- Overt Western involvement in targeting AQAP’s leadership risks fuelling the anti-Western sentiment amongst the tribes that would be far more likely to strengthen, rather than weaken, their support for AQAP.
- Tackling al-Qaeda in Yemen also involves tackling the deeper causes of disaffection within Yemeni society.
- Defeating AQAP in Yemen will be a difficult task, but the consequences of not addressing the situation will be felt internationally in the future.
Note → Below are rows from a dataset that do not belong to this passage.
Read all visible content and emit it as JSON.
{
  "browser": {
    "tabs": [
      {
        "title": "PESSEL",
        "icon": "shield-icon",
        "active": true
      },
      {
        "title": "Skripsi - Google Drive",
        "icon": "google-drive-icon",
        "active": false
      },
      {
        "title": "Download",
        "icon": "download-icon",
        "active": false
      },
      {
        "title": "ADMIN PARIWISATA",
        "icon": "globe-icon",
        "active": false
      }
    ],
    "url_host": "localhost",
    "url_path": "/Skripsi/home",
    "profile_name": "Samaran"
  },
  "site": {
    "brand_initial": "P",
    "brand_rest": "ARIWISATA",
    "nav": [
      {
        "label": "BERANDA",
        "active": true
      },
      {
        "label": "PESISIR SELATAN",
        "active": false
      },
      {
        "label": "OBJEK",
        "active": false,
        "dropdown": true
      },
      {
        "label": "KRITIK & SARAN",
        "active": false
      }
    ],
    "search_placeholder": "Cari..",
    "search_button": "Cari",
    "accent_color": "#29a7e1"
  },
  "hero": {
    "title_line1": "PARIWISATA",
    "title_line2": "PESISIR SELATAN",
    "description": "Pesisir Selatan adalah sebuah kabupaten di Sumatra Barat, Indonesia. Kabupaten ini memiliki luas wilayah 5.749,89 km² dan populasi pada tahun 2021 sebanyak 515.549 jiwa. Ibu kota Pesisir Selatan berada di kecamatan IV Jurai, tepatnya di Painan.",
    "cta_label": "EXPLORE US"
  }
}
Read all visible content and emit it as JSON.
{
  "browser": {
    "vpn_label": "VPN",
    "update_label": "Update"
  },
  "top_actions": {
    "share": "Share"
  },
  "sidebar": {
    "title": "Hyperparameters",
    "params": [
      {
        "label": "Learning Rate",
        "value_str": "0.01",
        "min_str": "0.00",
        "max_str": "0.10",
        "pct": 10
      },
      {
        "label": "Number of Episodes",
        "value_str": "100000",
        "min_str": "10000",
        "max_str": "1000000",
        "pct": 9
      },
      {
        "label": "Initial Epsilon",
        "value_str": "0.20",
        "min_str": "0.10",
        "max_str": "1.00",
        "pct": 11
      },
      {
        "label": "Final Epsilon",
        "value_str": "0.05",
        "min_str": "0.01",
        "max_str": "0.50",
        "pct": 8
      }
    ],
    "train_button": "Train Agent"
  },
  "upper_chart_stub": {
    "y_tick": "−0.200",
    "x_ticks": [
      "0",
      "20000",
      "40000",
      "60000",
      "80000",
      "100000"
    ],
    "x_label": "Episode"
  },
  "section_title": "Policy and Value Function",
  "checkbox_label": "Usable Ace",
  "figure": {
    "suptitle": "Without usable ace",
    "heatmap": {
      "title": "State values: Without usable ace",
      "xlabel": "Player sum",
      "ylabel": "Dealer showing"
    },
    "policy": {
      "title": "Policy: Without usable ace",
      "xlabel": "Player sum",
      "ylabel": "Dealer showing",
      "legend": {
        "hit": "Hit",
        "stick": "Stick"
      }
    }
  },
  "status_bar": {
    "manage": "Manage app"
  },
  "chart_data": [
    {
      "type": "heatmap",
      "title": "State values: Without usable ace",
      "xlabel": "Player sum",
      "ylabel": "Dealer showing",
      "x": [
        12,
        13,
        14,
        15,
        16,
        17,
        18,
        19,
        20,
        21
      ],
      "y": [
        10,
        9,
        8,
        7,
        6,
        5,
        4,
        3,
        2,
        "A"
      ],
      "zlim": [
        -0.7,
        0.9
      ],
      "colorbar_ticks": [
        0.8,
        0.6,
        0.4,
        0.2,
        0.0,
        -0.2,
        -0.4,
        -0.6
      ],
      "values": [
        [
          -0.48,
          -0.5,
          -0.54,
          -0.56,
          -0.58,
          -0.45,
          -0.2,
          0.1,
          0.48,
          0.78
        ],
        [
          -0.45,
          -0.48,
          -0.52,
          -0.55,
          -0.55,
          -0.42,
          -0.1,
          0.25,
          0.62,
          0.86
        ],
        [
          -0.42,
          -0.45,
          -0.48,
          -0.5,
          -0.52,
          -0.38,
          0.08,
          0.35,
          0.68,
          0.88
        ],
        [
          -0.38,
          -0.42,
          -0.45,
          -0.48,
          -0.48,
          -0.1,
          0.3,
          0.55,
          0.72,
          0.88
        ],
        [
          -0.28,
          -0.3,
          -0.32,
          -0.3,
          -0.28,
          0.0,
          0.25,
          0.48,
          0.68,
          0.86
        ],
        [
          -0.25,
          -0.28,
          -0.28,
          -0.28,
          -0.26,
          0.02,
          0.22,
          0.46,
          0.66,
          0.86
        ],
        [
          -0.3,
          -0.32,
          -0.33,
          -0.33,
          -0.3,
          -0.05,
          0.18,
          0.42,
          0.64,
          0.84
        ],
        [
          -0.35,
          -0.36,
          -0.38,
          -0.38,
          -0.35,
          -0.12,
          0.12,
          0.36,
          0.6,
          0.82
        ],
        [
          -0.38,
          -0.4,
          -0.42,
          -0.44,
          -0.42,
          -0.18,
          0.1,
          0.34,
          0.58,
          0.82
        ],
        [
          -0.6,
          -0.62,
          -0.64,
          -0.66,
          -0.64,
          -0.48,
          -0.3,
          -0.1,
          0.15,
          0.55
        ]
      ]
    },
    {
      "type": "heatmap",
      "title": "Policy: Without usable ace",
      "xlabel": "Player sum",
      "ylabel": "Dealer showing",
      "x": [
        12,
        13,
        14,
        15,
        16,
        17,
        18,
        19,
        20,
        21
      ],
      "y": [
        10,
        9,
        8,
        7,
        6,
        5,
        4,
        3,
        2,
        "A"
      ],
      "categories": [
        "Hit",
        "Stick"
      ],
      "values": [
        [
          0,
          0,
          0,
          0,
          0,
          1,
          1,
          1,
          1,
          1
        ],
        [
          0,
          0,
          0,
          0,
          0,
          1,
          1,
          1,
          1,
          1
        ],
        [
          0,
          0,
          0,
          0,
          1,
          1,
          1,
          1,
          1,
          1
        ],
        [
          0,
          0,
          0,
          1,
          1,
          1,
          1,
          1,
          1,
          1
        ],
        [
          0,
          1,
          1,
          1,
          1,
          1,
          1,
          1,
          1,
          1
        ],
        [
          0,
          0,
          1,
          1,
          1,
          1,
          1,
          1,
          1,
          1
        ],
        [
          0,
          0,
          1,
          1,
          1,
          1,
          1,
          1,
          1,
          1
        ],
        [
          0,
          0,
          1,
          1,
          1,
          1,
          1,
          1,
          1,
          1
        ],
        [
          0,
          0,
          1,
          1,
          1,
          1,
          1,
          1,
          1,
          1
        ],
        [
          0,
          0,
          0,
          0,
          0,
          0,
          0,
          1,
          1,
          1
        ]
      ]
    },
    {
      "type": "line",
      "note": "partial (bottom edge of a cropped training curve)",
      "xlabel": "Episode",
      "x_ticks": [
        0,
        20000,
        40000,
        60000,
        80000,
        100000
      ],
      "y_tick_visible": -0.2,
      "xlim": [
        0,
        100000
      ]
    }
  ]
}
Yemen has been at the centre of increasing concern about the re-emergence of a significant al-Qaeda presence on the Arabian Peninsula. In a country where the government is already facing security threats from a Zaydi Shi’a rebellion in the north and simmering secessionist unrest in the south, al-Qaeda in the Arabian Peninsula (AQAP) is finding a fertile environment in which to establish a base of operations to continue the radical jihadist fight. Central to AQAP’s ability to cement a long-term presence in Yemen will be its relationship with Yemen's tribes. But long-term relations with tribes are fraught with difficulty. Western policy should focus on degrading AQAP’s leadership and breaking this developing tribal nexus in a timely fashion without becoming too overtly involved.